Basal Body Temperature (BBT) helps to indicate when ovulation is taking place by measuring the slight rise in your body temperature caused by an increase in progesterone production. It’s most useful to track BBT throughout your cycle, as it tells you when you’re ovulating, when progesterone production is on the rise, and the length of the second half of your cycle. It’s best to take your temperature first thing in the morning after at least three hours of sleep.
Not ovulating? Or at least not on the regular? Communicating with your healthcare provider will enable them to help diagnose underlying conditions that may be responsible for difficulties with conception. Some common culprits like polycystic ovary syndrome (PCOS), diminished ovarian reserve, hypothalamic functional amenorrhea, premature ovarian insufficiency, and menopause may be directly affecting your regular cycle. Issues like a history of pelvic infections, abdominal surgery, sexually transmitted infections (like chlamydia or gonorrhea), or endometriosis may have caused fallopian tube obstructions.
A great deal of time and energy can go into pregnancy planning and it can be overwhelming and frustrating if you aren’t familiar with the basic components, not to mention the common challenges, that are associated with the journey to successful conception. Monitoring your menstrual cycle, paying attention to the timing of your sexual activity, supporting your overall health through nutrition and a clean lifestyle, and addressing underlying conditions that may interfere with fertility will set you up for your best chance at baby-making!

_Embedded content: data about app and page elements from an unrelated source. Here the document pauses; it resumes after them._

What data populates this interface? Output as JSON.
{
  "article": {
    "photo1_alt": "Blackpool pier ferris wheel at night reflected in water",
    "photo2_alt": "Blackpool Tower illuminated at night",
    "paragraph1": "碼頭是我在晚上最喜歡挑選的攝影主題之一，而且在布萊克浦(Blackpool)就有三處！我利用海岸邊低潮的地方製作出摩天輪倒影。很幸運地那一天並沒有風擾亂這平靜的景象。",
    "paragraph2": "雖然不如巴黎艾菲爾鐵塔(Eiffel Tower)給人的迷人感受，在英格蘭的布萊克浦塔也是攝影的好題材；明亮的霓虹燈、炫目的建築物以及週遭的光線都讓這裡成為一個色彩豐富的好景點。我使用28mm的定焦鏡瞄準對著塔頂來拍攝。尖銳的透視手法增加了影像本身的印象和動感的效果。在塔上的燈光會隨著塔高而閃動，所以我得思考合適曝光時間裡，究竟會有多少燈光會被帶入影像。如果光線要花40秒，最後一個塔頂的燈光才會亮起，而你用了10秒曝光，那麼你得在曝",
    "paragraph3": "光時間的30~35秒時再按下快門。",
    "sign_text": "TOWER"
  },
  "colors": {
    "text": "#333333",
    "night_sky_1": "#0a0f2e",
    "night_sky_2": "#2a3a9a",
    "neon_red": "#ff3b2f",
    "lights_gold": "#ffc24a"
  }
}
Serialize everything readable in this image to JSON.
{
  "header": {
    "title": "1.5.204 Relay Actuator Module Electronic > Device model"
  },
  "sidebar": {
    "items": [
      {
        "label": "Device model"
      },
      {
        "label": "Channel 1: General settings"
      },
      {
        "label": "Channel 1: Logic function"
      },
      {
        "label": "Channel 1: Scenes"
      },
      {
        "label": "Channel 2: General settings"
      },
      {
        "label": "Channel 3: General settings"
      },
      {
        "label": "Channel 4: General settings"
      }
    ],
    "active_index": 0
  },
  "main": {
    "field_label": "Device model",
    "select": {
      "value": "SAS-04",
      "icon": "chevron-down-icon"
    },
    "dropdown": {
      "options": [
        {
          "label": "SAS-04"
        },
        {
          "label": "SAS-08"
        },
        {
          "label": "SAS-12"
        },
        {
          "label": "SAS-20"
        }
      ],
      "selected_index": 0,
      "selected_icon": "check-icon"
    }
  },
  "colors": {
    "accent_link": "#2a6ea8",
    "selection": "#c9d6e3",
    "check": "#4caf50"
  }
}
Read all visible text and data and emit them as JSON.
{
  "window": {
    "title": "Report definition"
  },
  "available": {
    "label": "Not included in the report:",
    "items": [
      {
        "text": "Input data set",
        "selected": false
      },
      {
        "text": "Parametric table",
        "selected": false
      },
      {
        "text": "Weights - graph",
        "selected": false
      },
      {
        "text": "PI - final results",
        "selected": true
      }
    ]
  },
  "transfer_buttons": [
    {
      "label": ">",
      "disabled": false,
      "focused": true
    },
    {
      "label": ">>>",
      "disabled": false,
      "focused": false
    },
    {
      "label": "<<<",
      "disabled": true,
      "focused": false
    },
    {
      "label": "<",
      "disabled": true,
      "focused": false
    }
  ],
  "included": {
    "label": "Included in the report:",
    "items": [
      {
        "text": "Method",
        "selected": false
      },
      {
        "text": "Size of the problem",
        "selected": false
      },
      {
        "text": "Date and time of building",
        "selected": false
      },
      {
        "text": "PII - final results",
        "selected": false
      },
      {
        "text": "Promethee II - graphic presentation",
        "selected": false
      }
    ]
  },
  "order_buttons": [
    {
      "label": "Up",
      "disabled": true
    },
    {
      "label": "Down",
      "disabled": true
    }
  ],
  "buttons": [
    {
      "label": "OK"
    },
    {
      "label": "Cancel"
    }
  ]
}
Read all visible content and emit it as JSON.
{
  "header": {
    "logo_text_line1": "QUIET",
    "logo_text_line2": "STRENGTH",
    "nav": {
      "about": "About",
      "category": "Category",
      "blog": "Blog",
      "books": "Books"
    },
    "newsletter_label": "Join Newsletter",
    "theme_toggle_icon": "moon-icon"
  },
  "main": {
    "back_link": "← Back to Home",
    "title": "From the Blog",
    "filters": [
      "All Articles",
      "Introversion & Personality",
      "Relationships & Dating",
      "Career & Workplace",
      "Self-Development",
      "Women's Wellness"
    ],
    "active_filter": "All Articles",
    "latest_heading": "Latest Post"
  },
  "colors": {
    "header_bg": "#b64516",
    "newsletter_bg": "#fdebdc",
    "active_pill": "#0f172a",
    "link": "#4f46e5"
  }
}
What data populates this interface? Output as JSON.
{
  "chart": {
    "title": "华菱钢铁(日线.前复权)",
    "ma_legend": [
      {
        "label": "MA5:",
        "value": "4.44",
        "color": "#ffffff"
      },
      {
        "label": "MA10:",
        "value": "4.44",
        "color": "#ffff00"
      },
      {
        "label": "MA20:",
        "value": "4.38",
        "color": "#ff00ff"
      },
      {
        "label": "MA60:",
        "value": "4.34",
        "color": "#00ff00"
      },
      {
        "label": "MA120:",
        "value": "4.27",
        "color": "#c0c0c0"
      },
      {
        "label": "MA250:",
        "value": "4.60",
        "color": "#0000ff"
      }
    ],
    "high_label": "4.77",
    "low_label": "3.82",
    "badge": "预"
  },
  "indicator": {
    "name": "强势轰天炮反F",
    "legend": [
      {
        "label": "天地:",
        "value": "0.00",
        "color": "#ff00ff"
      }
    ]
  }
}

For advice on preconception exercise and stress management visit ecoparent.ca/preconception-health